(Beginning of Records for processing)

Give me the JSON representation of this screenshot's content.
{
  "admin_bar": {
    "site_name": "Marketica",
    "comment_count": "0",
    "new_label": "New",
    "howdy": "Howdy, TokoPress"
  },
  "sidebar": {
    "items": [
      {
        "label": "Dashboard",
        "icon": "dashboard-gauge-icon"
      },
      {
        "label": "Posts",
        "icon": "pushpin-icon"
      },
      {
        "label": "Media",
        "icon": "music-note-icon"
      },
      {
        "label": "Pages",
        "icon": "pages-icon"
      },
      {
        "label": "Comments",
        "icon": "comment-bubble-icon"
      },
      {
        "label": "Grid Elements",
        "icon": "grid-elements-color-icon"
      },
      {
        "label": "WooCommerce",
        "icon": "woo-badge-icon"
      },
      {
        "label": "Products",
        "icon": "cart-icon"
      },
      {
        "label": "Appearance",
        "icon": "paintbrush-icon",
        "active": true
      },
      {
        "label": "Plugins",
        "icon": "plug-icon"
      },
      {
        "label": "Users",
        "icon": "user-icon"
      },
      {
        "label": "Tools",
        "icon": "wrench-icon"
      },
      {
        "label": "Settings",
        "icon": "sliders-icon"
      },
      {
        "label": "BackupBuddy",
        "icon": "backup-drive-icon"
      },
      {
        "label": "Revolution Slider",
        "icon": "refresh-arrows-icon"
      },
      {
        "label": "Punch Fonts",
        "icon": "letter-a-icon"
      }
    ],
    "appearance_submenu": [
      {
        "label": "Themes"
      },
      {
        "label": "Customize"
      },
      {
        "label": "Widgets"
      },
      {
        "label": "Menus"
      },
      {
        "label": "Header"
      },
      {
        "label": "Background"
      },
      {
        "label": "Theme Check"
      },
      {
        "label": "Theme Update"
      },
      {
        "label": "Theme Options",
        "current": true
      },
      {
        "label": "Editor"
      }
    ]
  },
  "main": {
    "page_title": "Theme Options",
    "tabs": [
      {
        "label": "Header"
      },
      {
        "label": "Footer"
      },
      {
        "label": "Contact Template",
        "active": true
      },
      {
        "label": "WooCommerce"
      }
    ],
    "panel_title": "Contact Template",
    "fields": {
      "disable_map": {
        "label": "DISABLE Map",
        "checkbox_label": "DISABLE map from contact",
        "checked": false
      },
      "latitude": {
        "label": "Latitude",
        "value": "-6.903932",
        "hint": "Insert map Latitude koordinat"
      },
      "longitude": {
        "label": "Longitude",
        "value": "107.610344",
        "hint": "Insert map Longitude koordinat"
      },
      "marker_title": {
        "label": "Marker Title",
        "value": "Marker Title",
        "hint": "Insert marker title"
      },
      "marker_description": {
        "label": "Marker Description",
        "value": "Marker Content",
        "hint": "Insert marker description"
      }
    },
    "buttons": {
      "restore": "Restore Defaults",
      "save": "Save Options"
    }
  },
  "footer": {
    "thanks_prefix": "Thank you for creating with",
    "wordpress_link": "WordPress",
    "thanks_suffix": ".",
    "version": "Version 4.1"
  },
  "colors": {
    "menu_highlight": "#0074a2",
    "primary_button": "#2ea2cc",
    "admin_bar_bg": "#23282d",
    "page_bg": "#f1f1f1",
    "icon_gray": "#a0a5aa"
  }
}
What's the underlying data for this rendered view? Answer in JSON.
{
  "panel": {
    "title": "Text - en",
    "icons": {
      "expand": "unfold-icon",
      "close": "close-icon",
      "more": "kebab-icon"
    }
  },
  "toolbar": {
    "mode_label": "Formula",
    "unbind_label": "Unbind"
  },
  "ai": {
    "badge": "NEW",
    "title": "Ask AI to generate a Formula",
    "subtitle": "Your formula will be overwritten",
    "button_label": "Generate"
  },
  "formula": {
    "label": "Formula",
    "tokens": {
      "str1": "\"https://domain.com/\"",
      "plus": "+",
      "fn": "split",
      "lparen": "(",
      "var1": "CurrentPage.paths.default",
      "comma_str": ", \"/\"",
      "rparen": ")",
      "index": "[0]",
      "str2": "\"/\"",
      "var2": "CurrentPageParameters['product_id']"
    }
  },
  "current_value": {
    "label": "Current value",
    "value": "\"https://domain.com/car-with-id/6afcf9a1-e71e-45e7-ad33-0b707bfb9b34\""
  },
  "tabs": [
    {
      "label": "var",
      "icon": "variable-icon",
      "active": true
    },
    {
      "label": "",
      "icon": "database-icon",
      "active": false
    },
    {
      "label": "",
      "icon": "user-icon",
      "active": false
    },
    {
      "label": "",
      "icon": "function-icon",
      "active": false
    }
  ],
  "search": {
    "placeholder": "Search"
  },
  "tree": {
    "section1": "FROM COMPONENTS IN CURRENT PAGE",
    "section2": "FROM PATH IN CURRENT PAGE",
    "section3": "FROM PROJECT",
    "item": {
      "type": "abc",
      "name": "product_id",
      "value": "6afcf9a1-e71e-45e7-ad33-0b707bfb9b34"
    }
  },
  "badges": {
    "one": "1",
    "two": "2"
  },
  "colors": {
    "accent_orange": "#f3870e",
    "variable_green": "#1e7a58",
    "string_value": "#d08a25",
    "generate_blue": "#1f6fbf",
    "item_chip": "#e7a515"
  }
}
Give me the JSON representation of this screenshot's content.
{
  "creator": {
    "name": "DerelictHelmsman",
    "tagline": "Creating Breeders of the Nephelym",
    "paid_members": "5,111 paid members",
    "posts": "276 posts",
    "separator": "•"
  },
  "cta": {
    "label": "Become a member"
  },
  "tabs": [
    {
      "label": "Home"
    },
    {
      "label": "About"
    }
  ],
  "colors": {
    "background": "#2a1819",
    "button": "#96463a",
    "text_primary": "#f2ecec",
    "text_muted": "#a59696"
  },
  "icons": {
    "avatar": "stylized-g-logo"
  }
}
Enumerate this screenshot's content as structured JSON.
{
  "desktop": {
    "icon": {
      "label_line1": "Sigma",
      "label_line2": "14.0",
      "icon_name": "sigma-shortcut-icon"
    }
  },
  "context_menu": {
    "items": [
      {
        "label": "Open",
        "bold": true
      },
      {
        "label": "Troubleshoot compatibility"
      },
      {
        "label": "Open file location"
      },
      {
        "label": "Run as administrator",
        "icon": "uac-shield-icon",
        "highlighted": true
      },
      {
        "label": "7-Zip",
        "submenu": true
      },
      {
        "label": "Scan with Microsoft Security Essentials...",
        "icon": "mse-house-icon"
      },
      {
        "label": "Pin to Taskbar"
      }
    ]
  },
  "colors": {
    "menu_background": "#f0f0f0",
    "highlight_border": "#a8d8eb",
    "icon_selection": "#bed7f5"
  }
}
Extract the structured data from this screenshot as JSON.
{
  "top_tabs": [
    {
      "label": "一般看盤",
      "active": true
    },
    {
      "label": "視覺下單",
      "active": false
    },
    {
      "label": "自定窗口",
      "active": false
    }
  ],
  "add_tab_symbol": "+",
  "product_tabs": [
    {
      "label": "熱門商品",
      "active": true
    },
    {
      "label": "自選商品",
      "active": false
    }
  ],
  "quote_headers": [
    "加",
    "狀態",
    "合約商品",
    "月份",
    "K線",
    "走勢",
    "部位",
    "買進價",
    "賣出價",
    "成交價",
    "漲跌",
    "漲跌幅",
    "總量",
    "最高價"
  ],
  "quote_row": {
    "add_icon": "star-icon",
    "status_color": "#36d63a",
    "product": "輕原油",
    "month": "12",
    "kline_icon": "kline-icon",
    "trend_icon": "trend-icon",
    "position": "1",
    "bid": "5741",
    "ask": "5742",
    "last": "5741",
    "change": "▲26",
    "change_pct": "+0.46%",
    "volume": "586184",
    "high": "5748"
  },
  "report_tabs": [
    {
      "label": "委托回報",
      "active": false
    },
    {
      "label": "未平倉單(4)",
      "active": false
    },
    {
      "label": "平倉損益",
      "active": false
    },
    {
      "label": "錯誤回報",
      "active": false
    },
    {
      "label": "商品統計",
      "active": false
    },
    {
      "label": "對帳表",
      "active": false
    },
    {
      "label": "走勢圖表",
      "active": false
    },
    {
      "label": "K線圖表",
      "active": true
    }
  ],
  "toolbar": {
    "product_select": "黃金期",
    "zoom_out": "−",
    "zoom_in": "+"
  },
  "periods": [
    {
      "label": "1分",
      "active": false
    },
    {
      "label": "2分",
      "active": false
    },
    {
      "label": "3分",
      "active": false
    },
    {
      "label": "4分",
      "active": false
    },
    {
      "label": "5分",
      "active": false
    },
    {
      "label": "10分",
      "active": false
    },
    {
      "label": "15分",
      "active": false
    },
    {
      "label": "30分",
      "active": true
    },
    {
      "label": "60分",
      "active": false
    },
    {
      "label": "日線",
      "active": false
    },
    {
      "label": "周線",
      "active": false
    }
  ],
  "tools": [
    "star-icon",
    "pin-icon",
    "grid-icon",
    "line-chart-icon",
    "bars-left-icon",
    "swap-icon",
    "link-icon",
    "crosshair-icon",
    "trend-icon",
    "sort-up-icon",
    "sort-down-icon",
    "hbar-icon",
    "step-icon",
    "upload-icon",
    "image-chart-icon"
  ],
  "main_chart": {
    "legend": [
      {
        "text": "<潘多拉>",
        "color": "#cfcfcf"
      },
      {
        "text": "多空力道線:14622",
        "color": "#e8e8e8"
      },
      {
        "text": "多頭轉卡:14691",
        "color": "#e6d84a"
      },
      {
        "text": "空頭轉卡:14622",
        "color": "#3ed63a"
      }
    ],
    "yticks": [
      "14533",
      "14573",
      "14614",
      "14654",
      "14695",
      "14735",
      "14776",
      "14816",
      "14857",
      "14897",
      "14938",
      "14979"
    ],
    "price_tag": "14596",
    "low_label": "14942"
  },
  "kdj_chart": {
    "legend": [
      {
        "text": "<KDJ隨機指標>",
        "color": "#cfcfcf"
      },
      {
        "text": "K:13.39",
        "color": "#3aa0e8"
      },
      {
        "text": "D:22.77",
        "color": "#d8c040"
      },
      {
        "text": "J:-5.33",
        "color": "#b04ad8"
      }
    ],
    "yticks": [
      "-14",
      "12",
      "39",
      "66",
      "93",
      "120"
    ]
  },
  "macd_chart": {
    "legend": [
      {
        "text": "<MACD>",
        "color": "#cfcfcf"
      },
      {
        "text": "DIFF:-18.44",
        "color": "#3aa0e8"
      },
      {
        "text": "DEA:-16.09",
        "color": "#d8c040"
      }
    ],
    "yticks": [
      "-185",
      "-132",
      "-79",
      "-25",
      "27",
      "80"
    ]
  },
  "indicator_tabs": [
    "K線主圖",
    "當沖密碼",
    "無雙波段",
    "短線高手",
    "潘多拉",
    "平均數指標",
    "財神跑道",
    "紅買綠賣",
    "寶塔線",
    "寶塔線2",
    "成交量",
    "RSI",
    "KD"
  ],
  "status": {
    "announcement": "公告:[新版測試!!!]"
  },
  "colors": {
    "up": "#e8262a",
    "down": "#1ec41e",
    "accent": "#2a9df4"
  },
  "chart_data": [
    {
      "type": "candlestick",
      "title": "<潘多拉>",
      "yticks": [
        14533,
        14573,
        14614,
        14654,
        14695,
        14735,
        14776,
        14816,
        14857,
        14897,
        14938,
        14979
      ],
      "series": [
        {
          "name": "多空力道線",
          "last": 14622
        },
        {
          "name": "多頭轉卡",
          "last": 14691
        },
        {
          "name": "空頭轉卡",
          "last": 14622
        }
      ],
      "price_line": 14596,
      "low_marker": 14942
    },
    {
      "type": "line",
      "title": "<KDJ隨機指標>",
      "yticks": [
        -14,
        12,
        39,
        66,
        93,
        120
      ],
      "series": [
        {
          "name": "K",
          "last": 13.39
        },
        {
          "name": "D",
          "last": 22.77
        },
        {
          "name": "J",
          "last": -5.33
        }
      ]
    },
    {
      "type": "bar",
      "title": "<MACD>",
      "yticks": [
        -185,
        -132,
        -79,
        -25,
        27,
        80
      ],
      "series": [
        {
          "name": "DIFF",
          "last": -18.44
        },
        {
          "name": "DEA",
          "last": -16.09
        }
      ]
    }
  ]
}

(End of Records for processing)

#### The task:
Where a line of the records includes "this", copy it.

#### Completed exercise:
Give me the JSON representation of this screenshot's content.
What's the underlying data for this rendered view? Answer in JSON.
Give me the JSON representation of this screenshot's content.
Enumerate this screenshot's content as structured JSON.
Extract the structured data from this screenshot as JSON.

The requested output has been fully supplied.